* **ACTIVITY**
Write out the data again exactly, skipping every picture.

Stored dataset items:
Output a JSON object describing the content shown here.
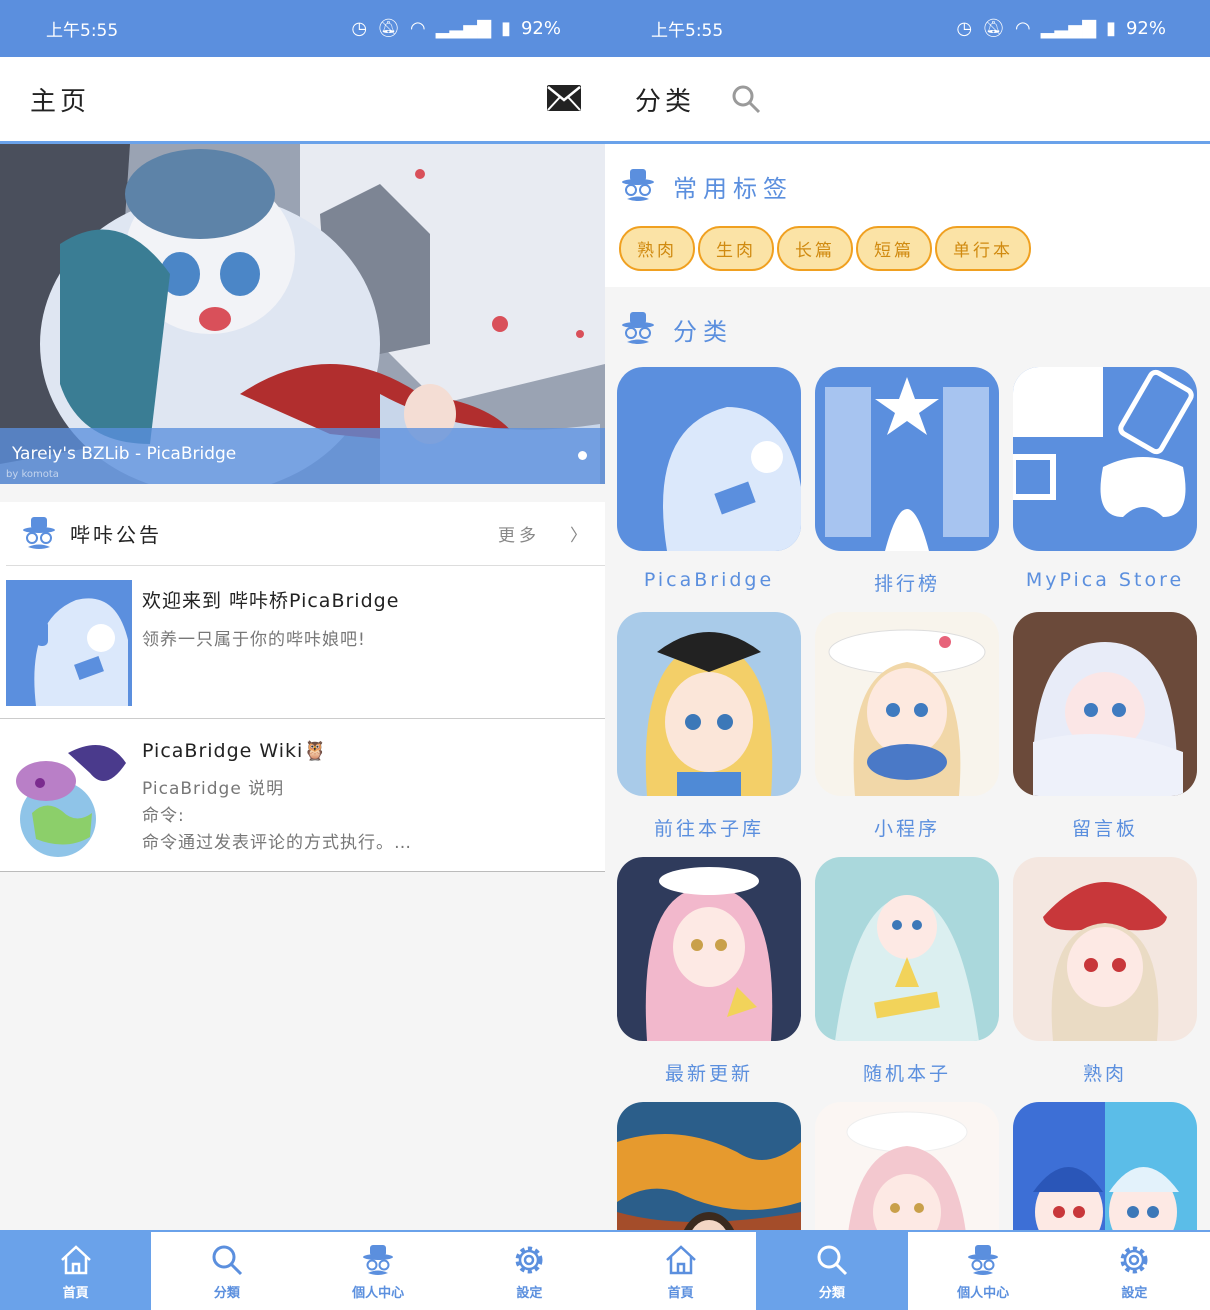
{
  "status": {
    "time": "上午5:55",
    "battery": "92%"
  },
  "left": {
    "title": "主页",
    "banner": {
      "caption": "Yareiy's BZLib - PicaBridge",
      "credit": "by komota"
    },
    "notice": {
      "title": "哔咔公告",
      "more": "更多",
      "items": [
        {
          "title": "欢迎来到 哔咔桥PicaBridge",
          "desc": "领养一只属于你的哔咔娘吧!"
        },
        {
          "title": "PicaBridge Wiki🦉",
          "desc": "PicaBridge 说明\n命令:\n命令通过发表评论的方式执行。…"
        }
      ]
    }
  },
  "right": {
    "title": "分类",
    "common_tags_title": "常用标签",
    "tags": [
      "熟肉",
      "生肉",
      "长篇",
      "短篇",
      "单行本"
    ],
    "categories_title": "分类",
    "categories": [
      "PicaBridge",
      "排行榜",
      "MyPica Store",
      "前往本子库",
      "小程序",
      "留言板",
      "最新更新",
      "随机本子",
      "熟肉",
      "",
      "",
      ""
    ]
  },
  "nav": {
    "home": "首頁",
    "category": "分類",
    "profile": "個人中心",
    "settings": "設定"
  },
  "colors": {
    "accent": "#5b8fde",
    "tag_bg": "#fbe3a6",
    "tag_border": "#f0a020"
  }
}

* **ANSWER SPACE**
Output a JSON object describing the content shown here.
{
  "status": {
    "time": "上午5:55",
    "battery": "92%"
  },
  "left": {
    "title": "主页",
    "banner": {
      "caption": "Yareiy's BZLib - PicaBridge",
      "credit": "by komota"
    },
    "notice": {
      "title": "哔咔公告",
      "more": "更多",
      "items": [
        {
          "title": "欢迎来到 哔咔桥PicaBridge",
          "desc": "领养一只属于你的哔咔娘吧!"
        },
        {
          "title": "PicaBridge Wiki🦉",
          "desc": "PicaBridge 说明\n命令:\n命令通过发表评论的方式执行。…"
        }
      ]
    }
  },
  "right": {
    "title": "分类",
    "common_tags_title": "常用标签",
    "tags": [
      "熟肉",
      "生肉",
      "长篇",
      "短篇",
      "单行本"
    ],
    "categories_title": "分类",
    "categories": [
      "PicaBridge",
      "排行榜",
      "MyPica Store",
      "前往本子库",
      "小程序",
      "留言板",
      "最新更新",
      "随机本子",
      "熟肉",
      "",
      "",
      ""
    ]
  },
  "nav": {
    "home": "首頁",
    "category": "分類",
    "profile": "個人中心",
    "settings": "設定"
  },
  "colors": {
    "accent": "#5b8fde",
    "tag_bg": "#fbe3a6",
    "tag_border": "#f0a020"
  }
}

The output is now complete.